Many of us live in homes with more than one level. In that case, what happens when it becomes tough to get up and down the stairs? The last thing anyone wants is a tumble down a staircase, as that can lead to very serious injury.

A stair lift alleviates the fear of falling down the stairs by providing a comfortable, secure seat that lifts you gently up the staircase. A stair lift can be configured in a variety of ways to accommodate longer staircases, landings, and even spiral staircase styles. To use a stair lift, you simply sit down in the seat, buckle the safety belt, and control the motion with a button or switch. The chair then moves gently up or down a track installed on the staircase. At the top (or the bottom), it stops in a flat area that allows you to stand up from the chair safely.
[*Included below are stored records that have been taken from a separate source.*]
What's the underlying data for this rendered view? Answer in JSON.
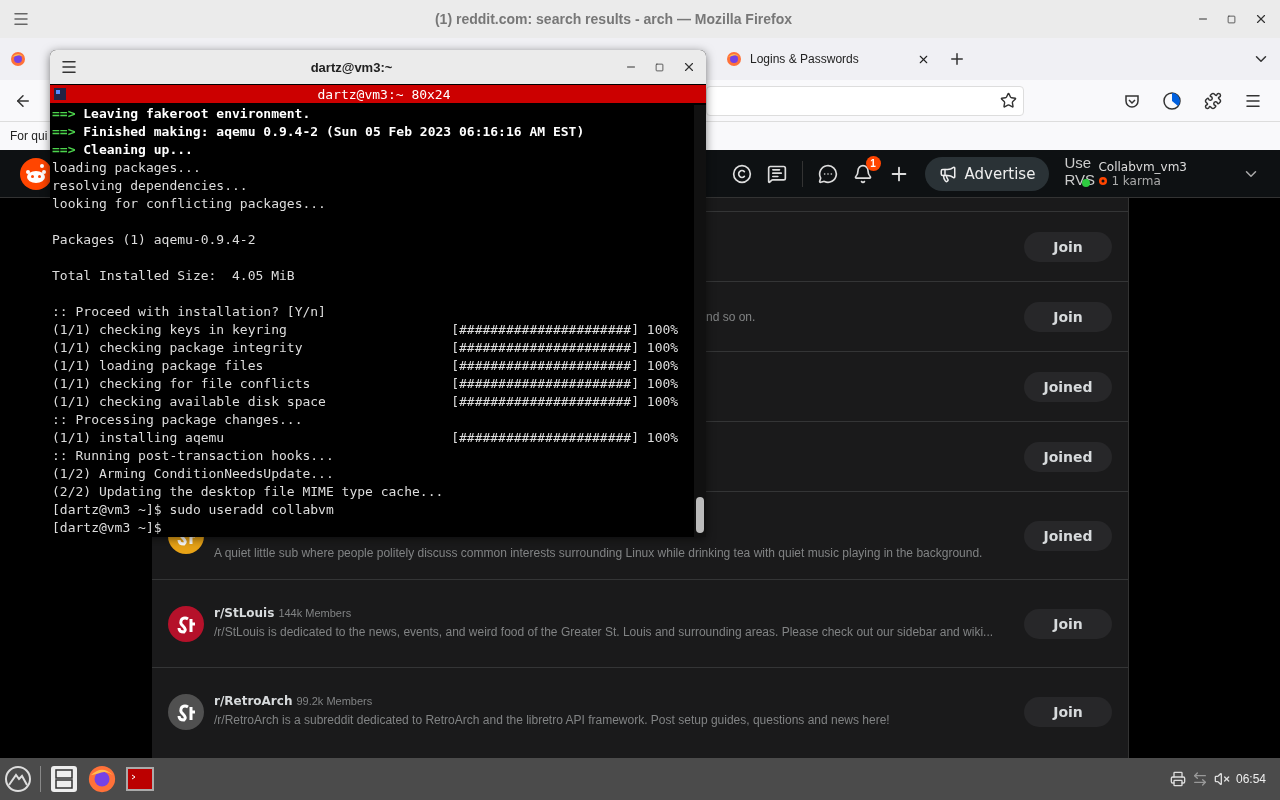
{
  "browser": {
    "title": "(1) reddit.com: search results - arch — Mozilla Firefox",
    "tabs": [
      {
        "label": "Logins & Passwords",
        "selected": false
      }
    ],
    "bookmarks": [
      "For qui"
    ]
  },
  "reddit_header": {
    "notification_count": "1",
    "advertise": "Advertise",
    "avatar_alt": [
      "Use",
      "RVS"
    ],
    "username": "Collabvm_vm3",
    "karma": "1 karma"
  },
  "communities": [
    {
      "kind": "covered",
      "button": "Join"
    },
    {
      "kind": "covered",
      "description": "nd so on.",
      "button": "Join"
    },
    {
      "kind": "covered",
      "button": "Joined"
    },
    {
      "kind": "covered",
      "button": "Joined"
    },
    {
      "kind": "partial",
      "color": "#e8a317",
      "description": "A quiet little sub where people politely discuss common interests surrounding Linux while drinking tea with quiet music playing in the background.",
      "button": "Joined"
    },
    {
      "kind": "full",
      "color": "#b5112a",
      "name": "r/StLouis",
      "members": "144k Members",
      "description": "/r/StLouis is dedicated to the news, events, and weird food of the Greater St. Louis and surrounding areas. Please check out our sidebar and wiki...",
      "button": "Join"
    },
    {
      "kind": "full",
      "color": "#505050",
      "name": "r/RetroArch",
      "members": "99.2k Members",
      "description": "/r/RetroArch is a subreddit dedicated to RetroArch and the libretro API framework. Post setup guides, questions and news here!",
      "button": "Join"
    }
  ],
  "terminal": {
    "title": "dartz@vm3:~",
    "header": "dartz@vm3:~ 80x24",
    "lines": [
      {
        "kind": "arrow",
        "prefix": "==>",
        "text": "Leaving fakeroot environment."
      },
      {
        "kind": "arrow",
        "prefix": "==>",
        "text": "Finished making: aqemu 0.9.4-2 (Sun 05 Feb 2023 06:16:16 AM EST)"
      },
      {
        "kind": "arrow",
        "prefix": "==>",
        "text": "Cleaning up..."
      },
      {
        "kind": "plain",
        "text": "loading packages..."
      },
      {
        "kind": "plain",
        "text": "resolving dependencies..."
      },
      {
        "kind": "plain",
        "text": "looking for conflicting packages..."
      },
      {
        "kind": "blank"
      },
      {
        "kind": "plain",
        "text": "Packages (1) aqemu-0.9.4-2"
      },
      {
        "kind": "blank"
      },
      {
        "kind": "plain",
        "text": "Total Installed Size:  4.05 MiB"
      },
      {
        "kind": "blank"
      },
      {
        "kind": "plain",
        "text": ":: Proceed with installation? [Y/n]"
      },
      {
        "kind": "progress",
        "text": "(1/1) checking keys in keyring",
        "bar": "[######################] 100%"
      },
      {
        "kind": "progress",
        "text": "(1/1) checking package integrity",
        "bar": "[######################] 100%"
      },
      {
        "kind": "progress",
        "text": "(1/1) loading package files",
        "bar": "[######################] 100%"
      },
      {
        "kind": "progress",
        "text": "(1/1) checking for file conflicts",
        "bar": "[######################] 100%"
      },
      {
        "kind": "progress",
        "text": "(1/1) checking available disk space",
        "bar": "[######################] 100%"
      },
      {
        "kind": "plain",
        "text": ":: Processing package changes..."
      },
      {
        "kind": "progress",
        "text": "(1/1) installing aqemu",
        "bar": "[######################] 100%"
      },
      {
        "kind": "plain",
        "text": ":: Running post-transaction hooks..."
      },
      {
        "kind": "plain",
        "text": "(1/2) Arming ConditionNeedsUpdate..."
      },
      {
        "kind": "plain",
        "text": "(2/2) Updating the desktop file MIME type cache..."
      },
      {
        "kind": "plain",
        "text": "[dartz@vm3 ~]$ sudo useradd collabvm"
      },
      {
        "kind": "plain",
        "text": "[dartz@vm3 ~]$"
      }
    ]
  },
  "taskbar": {
    "clock": "06:54"
  }
}
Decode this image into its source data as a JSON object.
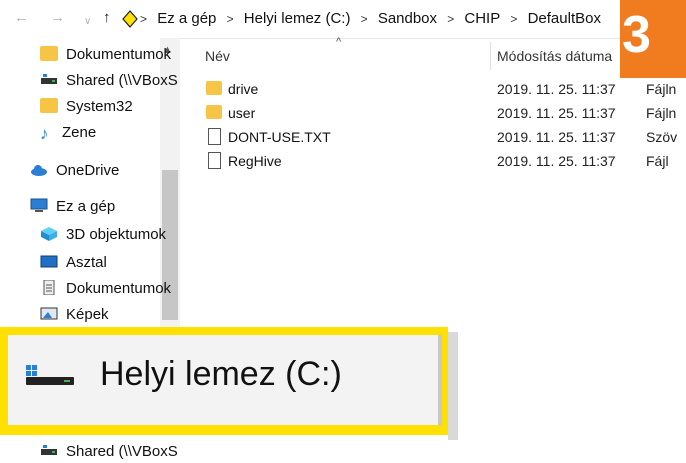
{
  "address": {
    "crumbs": [
      "Ez a gép",
      "Helyi lemez (C:)",
      "Sandbox",
      "CHIP",
      "DefaultBox"
    ]
  },
  "badge": "3",
  "sidebar": {
    "items": [
      {
        "label": "Dokumentumok",
        "icon": "folder-icon"
      },
      {
        "label": "Shared (\\\\VBoxS",
        "icon": "network-drive-icon"
      },
      {
        "label": "System32",
        "icon": "folder-icon"
      },
      {
        "label": "Zene",
        "icon": "music-icon"
      },
      {
        "label": "OneDrive",
        "icon": "cloud-icon"
      },
      {
        "label": "Ez a gép",
        "icon": "computer-icon"
      },
      {
        "label": "3D objektumok",
        "icon": "cube-icon"
      },
      {
        "label": "Asztal",
        "icon": "desktop-icon"
      },
      {
        "label": "Dokumentumok",
        "icon": "document-icon"
      },
      {
        "label": "Képek",
        "icon": "picture-icon"
      },
      {
        "label": "Shared (\\\\VBoxS",
        "icon": "network-drive-icon"
      }
    ]
  },
  "headers": {
    "name": "Név",
    "modified": "Módosítás dátuma"
  },
  "files": [
    {
      "name": "drive",
      "date": "2019. 11. 25. 11:37",
      "type": "Fájln",
      "icon": "folder-icon"
    },
    {
      "name": "user",
      "date": "2019. 11. 25. 11:37",
      "type": "Fájln",
      "icon": "folder-icon"
    },
    {
      "name": "DONT-USE.TXT",
      "date": "2019. 11. 25. 11:37",
      "type": "Szöv",
      "icon": "text-file-icon"
    },
    {
      "name": "RegHive",
      "date": "2019. 11. 25. 11:37",
      "type": "Fájl",
      "icon": "file-icon"
    }
  ],
  "zoom": {
    "label": "Helyi lemez (C:)"
  },
  "colors": {
    "accent": "#f07c1f",
    "highlight": "#ffe000",
    "folder": "#f7c546"
  }
}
In addition to the obvious uses for the elderly, a stair lift can come in handy for those who don’t have mobility issues. Who hasn’t wished for something that would help them carry a big basket of laundry up the stairs? A stair lift can accommodate that need as well, so it’s possible that other family members who may live in the home will appreciate using the lift too.

Dumbwaiters and Elevators: The Easy Way Up and Down

These are more expensive aging in place solutions but they can make your home quite accessible to anyone, at any physical ability level. Dumbwaiters used to be quite popular and might still be found in older homes. They are essentially a box that travels between floors of a home and allows you to send things up or down with ease, such as a basket full of laundry, bags of groceries, or even a hot meal. Also known as a mini-elevator, this often requires some serious construction on your home to install, but it can be worth it if you want to continue living independently for as long as possible.

Elevators are great for seniors who live in multi-level homes, and today they are easier to install and much more affordable than they used to be. Residential elevators can take many forms, including hydraulic, winding, electric, and pneumatic elevators[3]. They are ideal for seniors of various mobility levels—assisting those in wheelchairs, those with limited mobility issues with going up the stairs, or simply those who want the security of carrying things up and down levels without worrying about the potential trip and fall hazards of a staircase.

Paying for Aging in Place Solutions

The cost of some aging in place home modifications can be daunting. For instance, a lift chair can run from $400 to $2,000 to much more, depending upon how specialized it needs to be[4]. The Sleep Foundation says that an adjustable bed can cost between $1,000 and $3,000. Bob Vila says that a stair lift costs an average of $6,000. The option of a dumbwaiter can run between $4,000 and $20,000[5], while an elevator for the home is often in the $30,000 range, on average[6]. 

Those are all pretty expensive. So how do you pay for them? Here are some tips[7]:

·         Plan on a tax deduction. Sometimes you can deduct the cost of home modifications from your federal income taxes. This is especially true if your doctor writes a recommendation that says a certain home modification is medically necessary.

·         Look for grants. Home modification grants from the federal government can help you pay for items that help accommodate those with disabilities. Home Advisor offers a detailed list.

·         Look to insurance policies. If you have a long-term care policy or even a homeowner’s policy, there might be provisions in that policy that will help cover the cost of modifications.

·         What will Medicare pay? Some Medicare Advantage Plans might cover some modification costs; again, this is especially true if your doctor states it is a medical necessity. Private insurance might cover certain changes as well.

Though some of these aging in place options are expensive, there are others that are not, and that includes the affordable Alert1 Medical Alert. These medical alert systems with fall detection are an excellent way to keep your confidence and peace of mind while going about your day-to-day life. Even if you are successfully using a lift chair, stair lift, or even an elevator, having that button at your fingertips means that no matter what happens, you have the security of knowing helps is on the way, no matter the time or situation, day or night.

Alert1 wishes you abundant health and safety!